* [EXERCISE BRIEF]
Go through the records below and write each one out again unchanged.

(Dataset rows describing interfaces)
++++++++++++++++++++
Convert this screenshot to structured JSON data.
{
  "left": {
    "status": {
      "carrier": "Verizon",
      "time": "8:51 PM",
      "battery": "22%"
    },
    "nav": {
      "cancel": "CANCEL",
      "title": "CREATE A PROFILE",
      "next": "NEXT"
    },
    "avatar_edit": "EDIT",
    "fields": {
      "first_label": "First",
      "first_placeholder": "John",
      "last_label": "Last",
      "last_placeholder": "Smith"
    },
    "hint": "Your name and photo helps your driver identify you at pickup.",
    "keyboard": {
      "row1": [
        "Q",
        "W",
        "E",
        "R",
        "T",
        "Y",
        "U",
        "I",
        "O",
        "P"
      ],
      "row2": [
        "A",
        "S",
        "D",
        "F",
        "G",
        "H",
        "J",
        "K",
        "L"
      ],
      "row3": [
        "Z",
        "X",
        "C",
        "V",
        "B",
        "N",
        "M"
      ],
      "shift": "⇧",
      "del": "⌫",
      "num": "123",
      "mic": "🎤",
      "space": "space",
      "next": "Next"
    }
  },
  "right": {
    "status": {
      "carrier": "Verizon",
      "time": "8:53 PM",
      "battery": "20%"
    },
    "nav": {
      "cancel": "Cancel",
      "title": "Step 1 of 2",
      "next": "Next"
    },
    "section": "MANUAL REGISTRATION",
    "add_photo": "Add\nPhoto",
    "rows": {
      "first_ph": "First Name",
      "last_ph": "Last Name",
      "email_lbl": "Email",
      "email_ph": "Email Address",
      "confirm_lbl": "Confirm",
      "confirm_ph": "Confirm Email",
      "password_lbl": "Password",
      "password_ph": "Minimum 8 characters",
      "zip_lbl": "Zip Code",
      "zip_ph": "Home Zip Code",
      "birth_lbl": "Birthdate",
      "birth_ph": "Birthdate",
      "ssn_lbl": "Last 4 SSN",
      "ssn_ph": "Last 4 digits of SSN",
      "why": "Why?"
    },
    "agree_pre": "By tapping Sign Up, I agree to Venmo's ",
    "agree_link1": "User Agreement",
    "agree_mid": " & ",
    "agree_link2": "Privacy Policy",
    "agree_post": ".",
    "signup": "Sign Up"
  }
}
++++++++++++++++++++
* [TASK ANSWER]
Convert this screenshot to structured JSON data.
{
  "left": {
    "status": {
      "carrier": "Verizon",
      "time": "8:51 PM",
      "battery": "22%"
    },
    "nav": {
      "cancel": "CANCEL",
      "title": "CREATE A PROFILE",
      "next": "NEXT"
    },
    "avatar_edit": "EDIT",
    "fields": {
      "first_label": "First",
      "first_placeholder": "John",
      "last_label": "Last",
      "last_placeholder": "Smith"
    },
    "hint": "Your name and photo helps your driver identify you at pickup.",
    "keyboard": {
      "row1": [
        "Q",
        "W",
        "E",
        "R",
        "T",
        "Y",
        "U",
        "I",
        "O",
        "P"
      ],
      "row2": [
        "A",
        "S",
        "D",
        "F",
        "G",
        "H",
        "J",
        "K",
        "L"
      ],
      "row3": [
        "Z",
        "X",
        "C",
        "V",
        "B",
        "N",
        "M"
      ],
      "shift": "⇧",
      "del": "⌫",
      "num": "123",
      "mic": "🎤",
      "space": "space",
      "next": "Next"
    }
  },
  "right": {
    "status": {
      "carrier": "Verizon",
      "time": "8:53 PM",
      "battery": "20%"
    },
    "nav": {
      "cancel": "Cancel",
      "title": "Step 1 of 2",
      "next": "Next"
    },
    "section": "MANUAL REGISTRATION",
    "add_photo": "Add\nPhoto",
    "rows": {
      "first_ph": "First Name",
      "last_ph": "Last Name",
      "email_lbl": "Email",
      "email_ph": "Email Address",
      "confirm_lbl": "Confirm",
      "confirm_ph": "Confirm Email",
      "password_lbl": "Password",
      "password_ph": "Minimum 8 characters",
      "zip_lbl": "Zip Code",
      "zip_ph": "Home Zip Code",
      "birth_lbl": "Birthdate",
      "birth_ph": "Birthdate",
      "ssn_lbl": "Last 4 SSN",
      "ssn_ph": "Last 4 digits of SSN",
      "why": "Why?"
    },
    "agree_pre": "By tapping Sign Up, I agree to Venmo's ",
    "agree_link1": "User Agreement",
    "agree_mid": " & ",
    "agree_link2": "Privacy Policy",
    "agree_post": ".",
    "signup": "Sign Up"
  }
}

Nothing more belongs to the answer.